Where did you get this? With y= t- 2e^{-t}, y'= 1+ 2e^{-t} while 3+ t- y= 3+ t+ t- 2e^{-t}= 3+ 2t- 2e^{-t}. They are NOT the same. In any case, you cannot get a specific solution to this without some "initial condition".

 y(1)= 0+(0-2e^0)*(.1)=.8 and the correct answer is 1.19516
 2. y'=2y-1 What I'm getting stuck on is do I use the formula y(n)=y(n-1)+f(t(n-1),y(n-1)h because when I do I do not get the same answers as back of the book.
You are using Euler's method for this?
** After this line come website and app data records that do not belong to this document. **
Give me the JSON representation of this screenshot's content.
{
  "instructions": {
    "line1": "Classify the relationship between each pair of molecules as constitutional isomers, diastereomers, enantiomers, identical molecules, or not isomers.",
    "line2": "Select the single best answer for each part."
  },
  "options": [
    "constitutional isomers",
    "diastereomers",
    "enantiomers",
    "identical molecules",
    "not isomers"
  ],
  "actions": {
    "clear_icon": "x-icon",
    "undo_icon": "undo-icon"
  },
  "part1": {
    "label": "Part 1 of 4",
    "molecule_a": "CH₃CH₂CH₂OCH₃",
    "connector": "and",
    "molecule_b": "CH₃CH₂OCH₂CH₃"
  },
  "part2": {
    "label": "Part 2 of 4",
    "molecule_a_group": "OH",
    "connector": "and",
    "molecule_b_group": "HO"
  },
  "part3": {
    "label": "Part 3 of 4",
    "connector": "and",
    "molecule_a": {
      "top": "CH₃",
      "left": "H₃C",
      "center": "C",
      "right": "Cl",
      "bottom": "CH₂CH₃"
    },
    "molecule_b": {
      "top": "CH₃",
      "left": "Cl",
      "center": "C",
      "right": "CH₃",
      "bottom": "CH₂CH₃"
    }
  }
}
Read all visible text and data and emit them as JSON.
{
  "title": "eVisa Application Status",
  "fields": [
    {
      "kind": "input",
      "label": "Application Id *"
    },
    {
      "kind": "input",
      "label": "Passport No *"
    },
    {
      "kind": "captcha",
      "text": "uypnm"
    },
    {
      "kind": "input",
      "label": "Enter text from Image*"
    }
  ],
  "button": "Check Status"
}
Yes, Euler's method approximates y'= dy/dx by $\Delta y/\Delta x= \Delta y/h$ so your equation becomes $\Delta y/h= f(t, y)$ so that $\Delta y= y_n- y_{n-1}= f(t, y)h$ so that $y_n= y_{n-1}+ f(t, y)h$. For this problem, f(t, y)= 2y- 1 so you just have $y_n= y_{n-1}+ (2y_{n-1}-1)h$. What did you get?
(And, again, you cannot solve a first order differential equation for a specific value with an "initial condition". What are you using for t0 and y0?

 Thanks for the help!

 y(0)=1/2